When I asked Minister Cadiz when Trinidad and Tobago might see a sustainable tourism policy put in place at government level, he said that a draft was due to go to stakeholders for consultation. I couldn’t help wondering if the likes of Francis at Matura Beach, Christiana Gabin, our seventy year old guide at the Tobago Cocoa Plantation, Kelly and Carl Fitzjames at Brasso Seco Paria Eco Community, Elton Pouchet of In Joy Tours who organised our memorable panyard excursion, Andrew Welch of Banwari Experience which leads tours crossing all cultural aspects of Trinidad and Tobago, Courtenay Rooks who not only leads hiking tours to Paria Springs but is also President of Trinidad and Tobago’s Tour Operators Association were on that list of stakeholders.

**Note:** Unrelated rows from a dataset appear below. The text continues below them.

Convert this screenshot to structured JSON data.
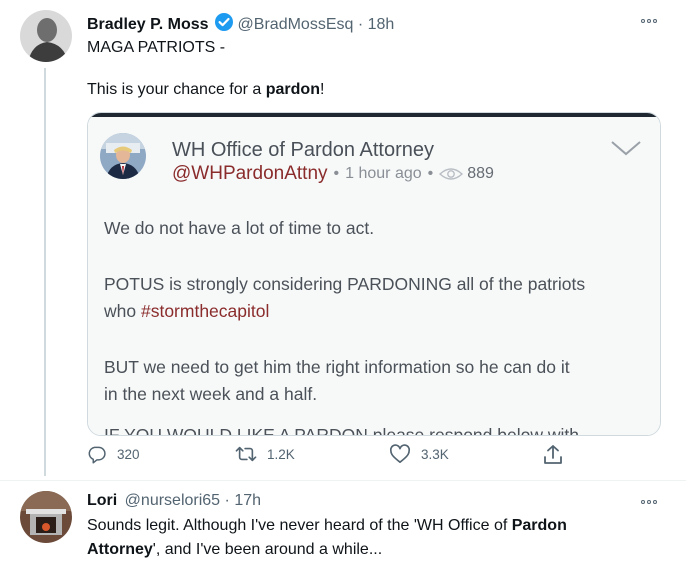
{
  "tweet1": {
    "name": "Bradley P. Moss",
    "handle": "@BradMossEsq",
    "dot": "·",
    "time": "18h",
    "line1": "MAGA PATRIOTS -",
    "line2_pre": "This is your chance for a ",
    "line2_bold": "pardon",
    "line2_post": "!",
    "embedded": {
      "name": "WH Office of Pardon Attorney",
      "handle": "@WHPardonAttny",
      "time": "1 hour ago",
      "views": "889",
      "p1": "We do not have a lot of time to act.",
      "p2a": "POTUS is strongly considering PARDONING all of the patriots",
      "p2b_pre": "who ",
      "p2b_hashtag": "#stormthecapitol",
      "p3a": "BUT we need to get him the right information so he can do it",
      "p3b": "in the next week and a half.",
      "p4_cut": "IF YOU WOULD LIKE A PARDON please respond below with"
    },
    "actions": {
      "replies": "320",
      "retweets": "1.2K",
      "likes": "3.3K"
    }
  },
  "tweet2": {
    "name": "Lori",
    "handle": "@nurselori65",
    "dot": "·",
    "time": "17h",
    "line1_pre": "Sounds legit. Although I've never heard of the 'WH Office of ",
    "line1_bold": "Pardon",
    "line2_bold": "Attorney",
    "line2_post": "', and I've been around a while..."
  },
  "colors": {
    "verified": "#1d9bf0",
    "secondary_text": "#536471",
    "hashtag": "#8b2c2c"
  }
}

I certainly hope so, because although none of these was presenting Powerpoints to the hundreds of international delegates visiting their country, they are all making their mark on the ground, for sure.
There is no question, however, that when chatting to these all these individuals working in Trinidad’s nascent tourism industry, be it at government or grassroots, there is a genuine commitment to sustainability. And, as for liking tourists, well, let’s look at their national food as the perfect analogy. Because just like the famous Double, Trinidadians wrapped us up tight in a warm and spicy cocoon of deliciousness for a few days, leaving a lingering taste and a thirst for more. And as long as the environmental and tourism authorities protect and value the ingredients and the chefs, this country will be cooking up an a la carte menu of locally produced sustainable and quality tourism products which will bring a smile to every guest’s face.
But will it make the hosts smile too? Can we make people actually like tourists? Tourism Minister Stephen Cadiz summed it up perfectly, saying “I don’t have to teach people how to smile here. We do it naturally. One of the traits that Trinidad has is that we understand what it is to laugh at our own selves. We do that very easily….that is half the fight in building a tourism business – we, as a people, are who we are. What we don’t understand, is the value of what we have. Because that is what the real traveller wants to see. And that is what I am trying to explain to Trinidad and Tobago. Be natural.” For a full version of Catherine’s one to one interview with Minister Cadiz, click on Youtube screen below.